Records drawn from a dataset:
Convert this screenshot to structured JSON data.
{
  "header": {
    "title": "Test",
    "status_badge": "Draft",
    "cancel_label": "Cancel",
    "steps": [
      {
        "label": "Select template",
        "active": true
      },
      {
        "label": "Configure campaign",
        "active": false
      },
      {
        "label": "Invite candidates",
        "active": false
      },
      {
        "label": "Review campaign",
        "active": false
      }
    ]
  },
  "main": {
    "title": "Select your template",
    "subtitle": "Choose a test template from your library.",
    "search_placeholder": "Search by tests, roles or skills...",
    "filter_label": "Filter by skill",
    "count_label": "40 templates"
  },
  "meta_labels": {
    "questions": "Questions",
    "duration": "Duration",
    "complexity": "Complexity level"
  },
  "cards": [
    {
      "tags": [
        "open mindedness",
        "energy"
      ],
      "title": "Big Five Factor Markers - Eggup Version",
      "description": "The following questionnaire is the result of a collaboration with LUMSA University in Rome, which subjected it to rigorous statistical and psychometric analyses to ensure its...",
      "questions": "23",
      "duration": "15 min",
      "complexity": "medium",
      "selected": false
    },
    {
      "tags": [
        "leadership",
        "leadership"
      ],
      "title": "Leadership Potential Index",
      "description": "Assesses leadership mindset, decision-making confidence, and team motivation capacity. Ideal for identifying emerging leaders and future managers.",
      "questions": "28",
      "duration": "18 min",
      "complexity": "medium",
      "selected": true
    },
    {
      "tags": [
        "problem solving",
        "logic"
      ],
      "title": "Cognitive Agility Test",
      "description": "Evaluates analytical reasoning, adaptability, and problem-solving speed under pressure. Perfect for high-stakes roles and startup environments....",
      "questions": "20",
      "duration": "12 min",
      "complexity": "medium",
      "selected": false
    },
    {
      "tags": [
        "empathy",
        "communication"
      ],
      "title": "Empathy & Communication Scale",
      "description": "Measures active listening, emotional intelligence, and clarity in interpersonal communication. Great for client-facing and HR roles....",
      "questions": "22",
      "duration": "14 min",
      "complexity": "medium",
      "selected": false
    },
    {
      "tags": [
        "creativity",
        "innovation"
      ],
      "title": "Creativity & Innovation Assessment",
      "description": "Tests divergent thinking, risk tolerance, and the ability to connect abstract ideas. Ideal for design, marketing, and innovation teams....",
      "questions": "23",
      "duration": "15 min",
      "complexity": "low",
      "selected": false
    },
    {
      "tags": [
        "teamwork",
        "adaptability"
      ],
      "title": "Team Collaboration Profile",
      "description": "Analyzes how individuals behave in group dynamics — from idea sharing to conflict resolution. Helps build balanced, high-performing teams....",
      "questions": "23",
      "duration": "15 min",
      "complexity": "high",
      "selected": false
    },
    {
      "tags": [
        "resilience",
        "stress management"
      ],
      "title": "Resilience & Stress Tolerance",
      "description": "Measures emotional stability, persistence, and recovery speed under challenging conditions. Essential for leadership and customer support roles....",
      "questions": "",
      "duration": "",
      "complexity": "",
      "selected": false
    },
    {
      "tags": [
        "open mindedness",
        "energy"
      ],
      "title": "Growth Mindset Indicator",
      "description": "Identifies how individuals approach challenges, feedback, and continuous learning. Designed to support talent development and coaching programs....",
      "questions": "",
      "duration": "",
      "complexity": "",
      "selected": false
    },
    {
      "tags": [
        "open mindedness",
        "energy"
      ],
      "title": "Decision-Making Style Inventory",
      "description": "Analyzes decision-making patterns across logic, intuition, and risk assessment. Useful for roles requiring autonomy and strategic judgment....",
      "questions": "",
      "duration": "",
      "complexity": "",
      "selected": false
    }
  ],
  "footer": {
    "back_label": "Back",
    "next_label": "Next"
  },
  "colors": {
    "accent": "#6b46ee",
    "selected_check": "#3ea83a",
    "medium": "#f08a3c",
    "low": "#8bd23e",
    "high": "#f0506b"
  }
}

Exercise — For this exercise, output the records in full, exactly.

Expected output —
Convert this screenshot to structured JSON data.
{
  "header": {
    "title": "Test",
    "status_badge": "Draft",
    "cancel_label": "Cancel",
    "steps": [
      {
        "label": "Select template",
        "active": true
      },
      {
        "label": "Configure campaign",
        "active": false
      },
      {
        "label": "Invite candidates",
        "active": false
      },
      {
        "label": "Review campaign",
        "active": false
      }
    ]
  },
  "main": {
    "title": "Select your template",
    "subtitle": "Choose a test template from your library.",
    "search_placeholder": "Search by tests, roles or skills...",
    "filter_label": "Filter by skill",
    "count_label": "40 templates"
  },
  "meta_labels": {
    "questions": "Questions",
    "duration": "Duration",
    "complexity": "Complexity level"
  },
  "cards": [
    {
      "tags": [
        "open mindedness",
        "energy"
      ],
      "title": "Big Five Factor Markers - Eggup Version",
      "description": "The following questionnaire is the result of a collaboration with LUMSA University in Rome, which subjected it to rigorous statistical and psychometric analyses to ensure its...",
      "questions": "23",
      "duration": "15 min",
      "complexity": "medium",
      "selected": false
    },
    {
      "tags": [
        "leadership",
        "leadership"
      ],
      "title": "Leadership Potential Index",
      "description": "Assesses leadership mindset, decision-making confidence, and team motivation capacity. Ideal for identifying emerging leaders and future managers.",
      "questions": "28",
      "duration": "18 min",
      "complexity": "medium",
      "selected": true
    },
    {
      "tags": [
        "problem solving",
        "logic"
      ],
      "title": "Cognitive Agility Test",
      "description": "Evaluates analytical reasoning, adaptability, and problem-solving speed under pressure. Perfect for high-stakes roles and startup environments....",
      "questions": "20",
      "duration": "12 min",
      "complexity": "medium",
      "selected": false
    },
    {
      "tags": [
        "empathy",
        "communication"
      ],
      "title": "Empathy & Communication Scale",
      "description": "Measures active listening, emotional intelligence, and clarity in interpersonal communication. Great for client-facing and HR roles....",
      "questions": "22",
      "duration": "14 min",
      "complexity": "medium",
      "selected": false
    },
    {
      "tags": [
        "creativity",
        "innovation"
      ],
      "title": "Creativity & Innovation Assessment",
      "description": "Tests divergent thinking, risk tolerance, and the ability to connect abstract ideas. Ideal for design, marketing, and innovation teams....",
      "questions": "23",
      "duration": "15 min",
      "complexity": "low",
      "selected": false
    },
    {
      "tags": [
        "teamwork",
        "adaptability"
      ],
      "title": "Team Collaboration Profile",
      "description": "Analyzes how individuals behave in group dynamics — from idea sharing to conflict resolution. Helps build balanced, high-performing teams....",
      "questions": "23",
      "duration": "15 min",
      "complexity": "high",
      "selected": false
    },
    {
      "tags": [
        "resilience",
        "stress management"
      ],
      "title": "Resilience & Stress Tolerance",
      "description": "Measures emotional stability, persistence, and recovery speed under challenging conditions. Essential for leadership and customer support roles....",
      "questions": "",
      "duration": "",
      "complexity": "",
      "selected": false
    },
    {
      "tags": [
        "open mindedness",
        "energy"
      ],
      "title": "Growth Mindset Indicator",
      "description": "Identifies how individuals approach challenges, feedback, and continuous learning. Designed to support talent development and coaching programs....",
      "questions": "",
      "duration": "",
      "complexity": "",
      "selected": false
    },
    {
      "tags": [
        "open mindedness",
        "energy"
      ],
      "title": "Decision-Making Style Inventory",
      "description": "Analyzes decision-making patterns across logic, intuition, and risk assessment. Useful for roles requiring autonomy and strategic judgment....",
      "questions": "",
      "duration": "",
      "complexity": "",
      "selected": false
    }
  ],
  "footer": {
    "back_label": "Back",
    "next_label": "Next"
  },
  "colors": {
    "accent": "#6b46ee",
    "selected_check": "#3ea83a",
    "medium": "#f08a3c",
    "low": "#8bd23e",
    "high": "#f0506b"
  }
}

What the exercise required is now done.